The Workers' Compensation Insurance Rating Bureau (WCIRB) made it official and submitted a mid-year filing for a 9.1% increase in the pure premium advisory rate that Insurance Commissioner Dave Jones approved less than six months ago. The proposed July 1 increase follows the 37% increase that Jones approved for January 1 that was hidden by the change in benchmarks for pure premium rates that was made at his request....
The Bureau insists that an increase of this magnitude is necessary to combat the continued deterioration in the claims experience, as well as an uptick in claim frequency in the 2010 accident year. Much of the increase will also go to pay for the higher loss adjustment expenses carriers are incurring fighting liens and litigating permanent disability claims. Projected ALAE costs are up to $11,403 per indemnity claim for the 2011 accident year compared to $10,698 the year before.
A 9.1% increase a half year after a 37% increase is just crazy. This tends to confirm three issues I have written about before:

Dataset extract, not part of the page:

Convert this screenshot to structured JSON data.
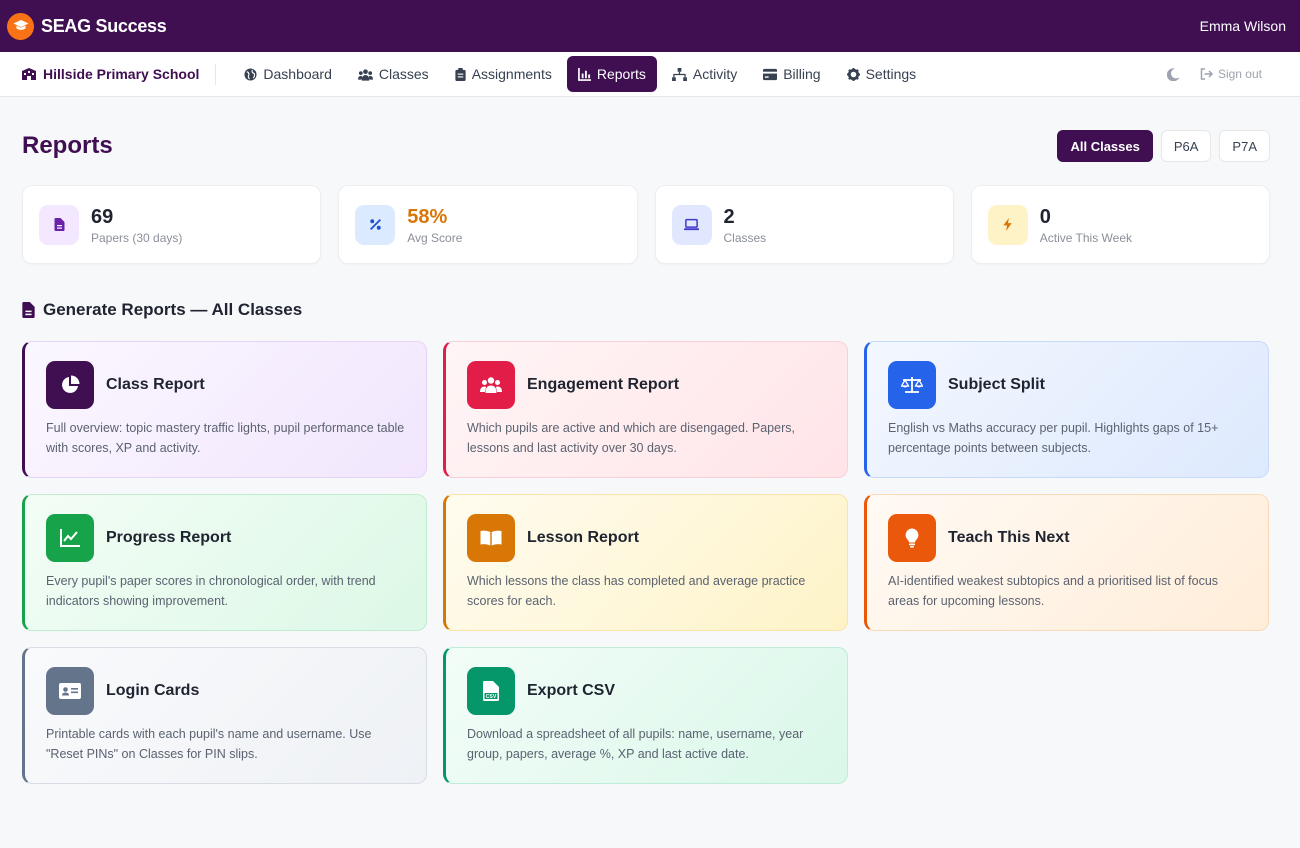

- People are filing workers comp claims as a substitute for or a supplement to unemployment. Our company has seen a significant increase in people "coincidentally" suffering an injury on one of the last few days, and particularly the very last day, before they are to be laid off. Only such fraud explains an increase in claims when economic activity is way down, particularly when more dangerous professions like construction employment fell much more than office employment in the recession. We have also seen, by the way, an increase in frivolous labor lawsuits in CA coincident with the economic decline. A year ago I had an employee in CA tell me that she had attended a brainstorming session the night before among several of my ex-employees trying to generate ideas for ways to sue our company. I can't wait for an improvement in the economy when the returns of working are higher than the returns of brainstorming ways to extract money from our company via the legal system.
- California in general does a bad job of policing workers comp. fraud. Woe to the employer that actually attempts to question an outrageously suspicious claim. Last time I tried to do so in CA I got slapped with a lawsuit.
- All states do a terrible job policing permanent disability claims. I hire a lot of older workers. I can't tell you how many people show up at my door trying to be paid under the table because they don't want to endanger their permanent disability by having a record of getting paid for doing very physical outdoor work for us. They assure me they are 100% capable to do heavy physical labor. Since I don't pay anyone off the books, they end up finding work elsewhere. Many of you may not believe such people exist, but I have met a number of folks who consider getting a permanent disability, or at least something a doctor will testify is a permanent disability, the equivalent of hitting the lotto. I have even been sued by a woman for submitting testimony to the social security administration that might have harmed her chances of getting a permanent disability ruling. The lawsuit stated that if she was denied the disability payment after I testified that I had seen no evidence of any limitations in what she could do on the job, that I should be liable for paying her the lifetime amount she would have gotten. So I wimped out and withdrew my testimony and let the taxpayers pay her rather than farting around with a lawsuit.